--- What is expected ---
Word for word, and without a single picture, repeat the entries.

[Task material — start]

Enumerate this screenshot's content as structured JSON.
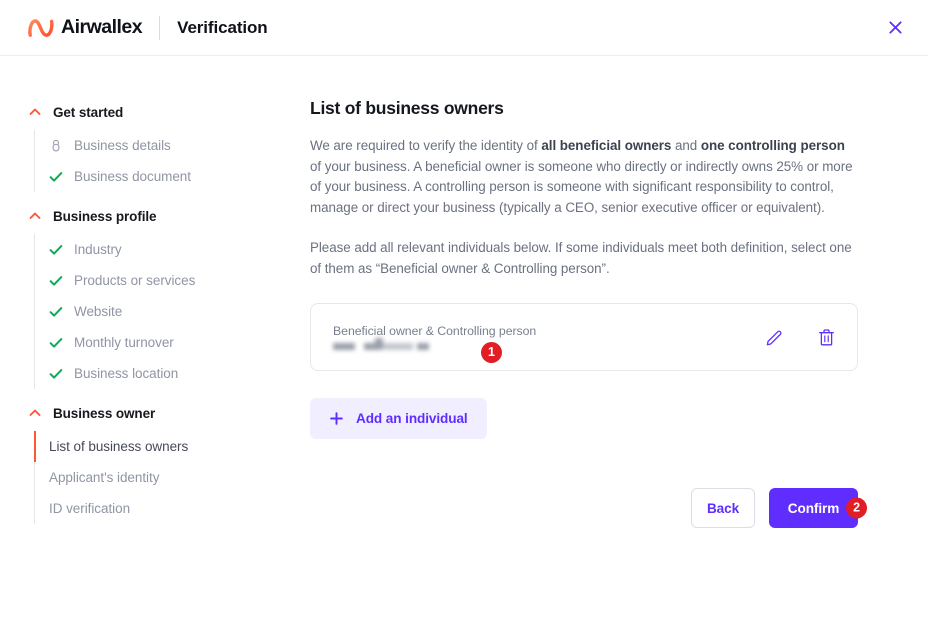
{
  "header": {
    "logo_icon": "airwallex-logo-icon",
    "brand_name": "Airwallex",
    "title": "Verification",
    "close_icon": "close-icon"
  },
  "colors": {
    "brand_orange": "#ff5733",
    "accent_purple": "#5f2eff",
    "accent_purple_light": "#f1eeff",
    "check_green": "#0fa958",
    "badge_red": "#e11d26",
    "muted_text": "#8f95a3"
  },
  "sidebar": {
    "groups": [
      {
        "title": "Get started",
        "chevron_icon": "chevron-up-icon",
        "items": [
          {
            "label": "Business details",
            "icon": "lock-icon",
            "state": "locked",
            "active": false
          },
          {
            "label": "Business document",
            "icon": "check-icon",
            "state": "complete",
            "active": false
          }
        ]
      },
      {
        "title": "Business profile",
        "chevron_icon": "chevron-up-icon",
        "items": [
          {
            "label": "Industry",
            "icon": "check-icon",
            "state": "complete",
            "active": false
          },
          {
            "label": "Products or services",
            "icon": "check-icon",
            "state": "complete",
            "active": false
          },
          {
            "label": "Website",
            "icon": "check-icon",
            "state": "complete",
            "active": false
          },
          {
            "label": "Monthly turnover",
            "icon": "check-icon",
            "state": "complete",
            "active": false
          },
          {
            "label": "Business location",
            "icon": "check-icon",
            "state": "complete",
            "active": false
          }
        ]
      },
      {
        "title": "Business owner",
        "chevron_icon": "chevron-up-icon",
        "items": [
          {
            "label": "List of business owners",
            "icon": "none",
            "state": "current",
            "active": true
          },
          {
            "label": "Applicant's identity",
            "icon": "none",
            "state": "pending",
            "active": false
          },
          {
            "label": "ID verification",
            "icon": "none",
            "state": "pending",
            "active": false
          }
        ]
      }
    ]
  },
  "main": {
    "title": "List of business owners",
    "paragraph1": {
      "part1": "We are required to verify the identity of ",
      "bold1": "all beneficial owners",
      "part2": " and ",
      "bold2": "one controlling person",
      "part3": " of your business. A beneficial owner is someone who directly or indirectly owns 25% or more of your business. A controlling person is someone with significant responsibility to control, manage or direct your business (typically a CEO, senior executive officer or equivalent)."
    },
    "paragraph2": "Please add all relevant individuals below. If some individuals meet both definition, select one of them as “Beneficial owner & Controlling person”.",
    "owner_card": {
      "role": "Beneficial owner & Controlling person",
      "name": "",
      "name_redacted": true,
      "edit_icon": "pencil-edit-icon",
      "delete_icon": "trash-delete-icon",
      "badge": "1"
    },
    "add_button": {
      "label": "Add an individual",
      "icon": "plus-icon"
    },
    "footer": {
      "back_label": "Back",
      "confirm_label": "Confirm",
      "confirm_badge": "2"
    }
  }
}
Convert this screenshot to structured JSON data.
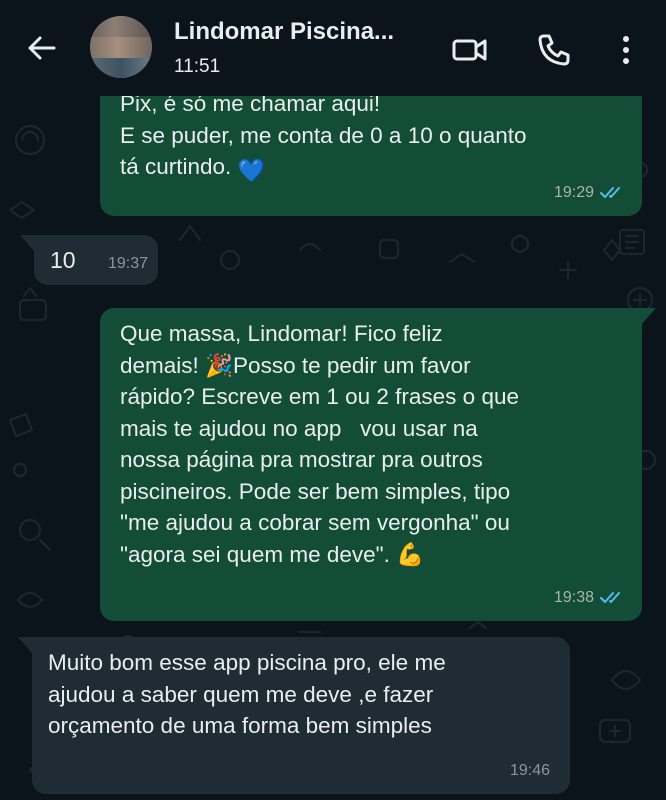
{
  "header": {
    "contact_name": "Lindomar Piscina...",
    "status_time": "11:51",
    "icons": [
      "back-arrow-icon",
      "video-call-icon",
      "phone-call-icon",
      "more-options-icon"
    ]
  },
  "messages": [
    {
      "direction": "outgoing",
      "text_lines": [
        "Pix, é só me chamar aqui!",
        "E se puder, me conta de 0 a 10 o quanto",
        "tá curtindo."
      ],
      "emoji": "💙",
      "time": "19:29",
      "status": "read"
    },
    {
      "direction": "incoming",
      "text": "10",
      "time": "19:37"
    },
    {
      "direction": "outgoing",
      "text_lines": [
        "Que massa, Lindomar! Fico feliz",
        "demais! 🎉Posso te pedir um favor",
        "rápido? Escreve em 1 ou 2 frases o que",
        "mais te ajudou no app   vou usar na",
        "nossa página pra mostrar pra outros",
        "piscineiros. Pode ser bem simples, tipo",
        "\"me ajudou a cobrar sem vergonha\" ou",
        "\"agora sei quem me deve\". 💪"
      ],
      "time": "19:38",
      "status": "read"
    },
    {
      "direction": "incoming",
      "text_lines": [
        "Muito bom esse app piscina pro, ele me",
        "ajudou a saber quem me deve ,e fazer",
        "orçamento de uma forma bem simples"
      ],
      "time": "19:46"
    }
  ],
  "colors": {
    "background": "#0b141a",
    "outgoing_bubble": "#144d37",
    "incoming_bubble": "#202c33",
    "read_ticks": "#53bdeb"
  }
}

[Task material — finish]

--- Solution ---
Enumerate this screenshot's content as structured JSON.
{
  "header": {
    "logo_icon": "airwallex-logo-icon",
    "brand_name": "Airwallex",
    "title": "Verification",
    "close_icon": "close-icon"
  },
  "colors": {
    "brand_orange": "#ff5733",
    "accent_purple": "#5f2eff",
    "accent_purple_light": "#f1eeff",
    "check_green": "#0fa958",
    "badge_red": "#e11d26",
    "muted_text": "#8f95a3"
  },
  "sidebar": {
    "groups": [
      {
        "title": "Get started",
        "chevron_icon": "chevron-up-icon",
        "items": [
          {
            "label": "Business details",
            "icon": "lock-icon",
            "state": "locked",
            "active": false
          },
          {
            "label": "Business document",
            "icon": "check-icon",
            "state": "complete",
            "active": false
          }
        ]
      },
      {
        "title": "Business profile",
        "chevron_icon": "chevron-up-icon",
        "items": [
          {
            "label": "Industry",
            "icon": "check-icon",
            "state": "complete",
            "active": false
          },
          {
            "label": "Products or services",
            "icon": "check-icon",
            "state": "complete",
            "active": false
          },
          {
            "label": "Website",
            "icon": "check-icon",
            "state": "complete",
            "active": false
          },
          {
            "label": "Monthly turnover",
            "icon": "check-icon",
            "state": "complete",
            "active": false
          },
          {
            "label": "Business location",
            "icon": "check-icon",
            "state": "complete",
            "active": false
          }
        ]
      },
      {
        "title": "Business owner",
        "chevron_icon": "chevron-up-icon",
        "items": [
          {
            "label": "List of business owners",
            "icon": "none",
            "state": "current",
            "active": true
          },
          {
            "label": "Applicant's identity",
            "icon": "none",
            "state": "pending",
            "active": false
          },
          {
            "label": "ID verification",
            "icon": "none",
            "state": "pending",
            "active": false
          }
        ]
      }
    ]
  },
  "main": {
    "title": "List of business owners",
    "paragraph1": {
      "part1": "We are required to verify the identity of ",
      "bold1": "all beneficial owners",
      "part2": " and ",
      "bold2": "one controlling person",
      "part3": " of your business. A beneficial owner is someone who directly or indirectly owns 25% or more of your business. A controlling person is someone with significant responsibility to control, manage or direct your business (typically a CEO, senior executive officer or equivalent)."
    },
    "paragraph2": "Please add all relevant individuals below. If some individuals meet both definition, select one of them as “Beneficial owner & Controlling person”.",
    "owner_card": {
      "role": "Beneficial owner & Controlling person",
      "name": "",
      "name_redacted": true,
      "edit_icon": "pencil-edit-icon",
      "delete_icon": "trash-delete-icon",
      "badge": "1"
    },
    "add_button": {
      "label": "Add an individual",
      "icon": "plus-icon"
    },
    "footer": {
      "back_label": "Back",
      "confirm_label": "Confirm",
      "confirm_badge": "2"
    }
  }
}
Convert this screenshot to structured JSON data.
{
  "header": {
    "contact_name": "Lindomar Piscina...",
    "status_time": "11:51",
    "icons": [
      "back-arrow-icon",
      "video-call-icon",
      "phone-call-icon",
      "more-options-icon"
    ]
  },
  "messages": [
    {
      "direction": "outgoing",
      "text_lines": [
        "Pix, é só me chamar aqui!",
        "E se puder, me conta de 0 a 10 o quanto",
        "tá curtindo."
      ],
      "emoji": "💙",
      "time": "19:29",
      "status": "read"
    },
    {
      "direction": "incoming",
      "text": "10",
      "time": "19:37"
    },
    {
      "direction": "outgoing",
      "text_lines": [
        "Que massa, Lindomar! Fico feliz",
        "demais! 🎉Posso te pedir um favor",
        "rápido? Escreve em 1 ou 2 frases o que",
        "mais te ajudou no app   vou usar na",
        "nossa página pra mostrar pra outros",
        "piscineiros. Pode ser bem simples, tipo",
        "\"me ajudou a cobrar sem vergonha\" ou",
        "\"agora sei quem me deve\". 💪"
      ],
      "time": "19:38",
      "status": "read"
    },
    {
      "direction": "incoming",
      "text_lines": [
        "Muito bom esse app piscina pro, ele me",
        "ajudou a saber quem me deve ,e fazer",
        "orçamento de uma forma bem simples"
      ],
      "time": "19:46"
    }
  ],
  "colors": {
    "background": "#0b141a",
    "outgoing_bubble": "#144d37",
    "incoming_bubble": "#202c33",
    "read_ticks": "#53bdeb"
  }
}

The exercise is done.